I named the technique Reverse XML
I did not hear from anyone in the company about my idea. I was 27 at the time and was still young in the industry. I did not push myself nor I knew any better way to articulate my idea other than just emailing. Few month later I left the company not because of this but because I decided to moved the United States and a build a new future with my wife.
Why am I saying all this? I thought I had a great idea at the same time. Given that I had limited resources I really did not know that there might have been a similar product out there. Maybe if I know at that time what I know now I could have been more aggressive in marketing my idea. I would also ask the question why would I have sent a subsequent email and say that some competitor product exist when I really did not try that product. Whatever my idea was truly unique. Moreover, even if I did not hear from my management I should have tried another way. Nevertheless, I was proud of my idea and the name that I gave it – Reverse XML. I tried to be imaginative and was thinking big. In my conclusion I wrote:

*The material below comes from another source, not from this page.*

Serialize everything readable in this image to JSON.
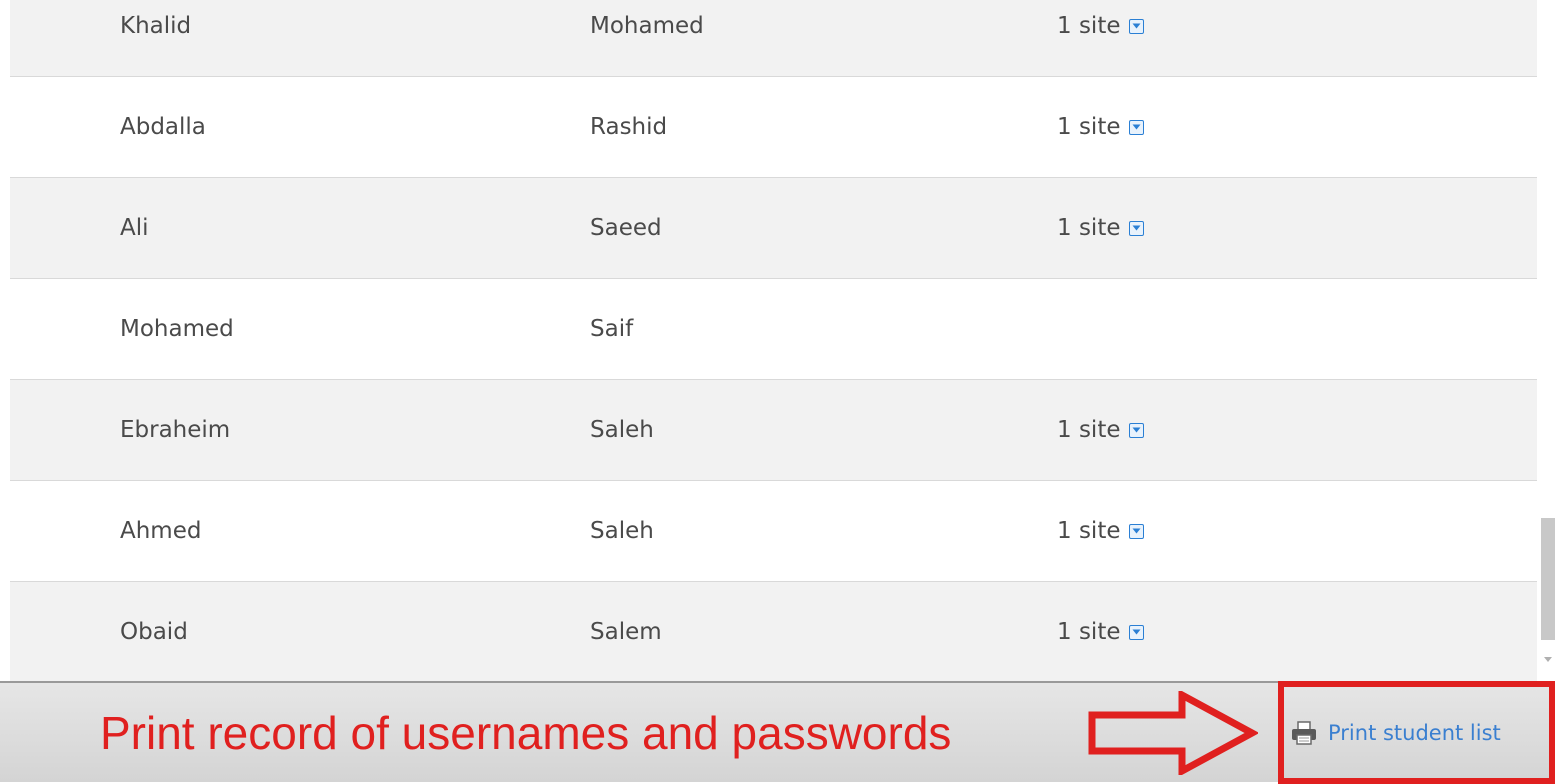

The application may be established as a free service where the following could be our revenue:
- Our database would include all companies’ source formats, where our content-representation language that should handle all of these formats may create a data bridge between all those companies whose applications are not XML-friendly yet.
- Having said point “1”, our database would be also valuable because we will be able to market-focus our products that maybe of interest to these companies.
Note: “Reverse XML” may be free to use and our company may provide as a paid service the option to write the client’s “content key” files.
I was thinking of open sourcing the solution but provide a paid service for assisting companies.
Who knows maybe it would have been a great business opportunity or a great success story. Maybe this idea might have turned big just like JSON format nowadays. What if I patented the idea or made something more of it? There is no shortage of one’s tendency to dream and think of great accomplishments. Why not? Unfortunately I did not push for it and, at the same time, I could not convey its value in a better presentable fashion.
I later received a call from management but eventually the idea was not really understood nor was accepted. I still believe that, at the time, this idea could have had a great potential. But that does not matter. What matters is not to give up on your ideas. Push for them. That said, if you are in the late twenties early thirties or any age actually, if you have a great idea, push for it with your heart and soul. It might win big, and if it does not, learn from your mistakes to do something even better the next time. Don’t just wait for someone to call you… be proactive and make the call – not once but more.
note: I have no intention to say anything negative about my past employer. This post is only meant to illustrate the point that if you feel strong about your idea, push harder and don’t just accept the status quo.
You can read my original document here here.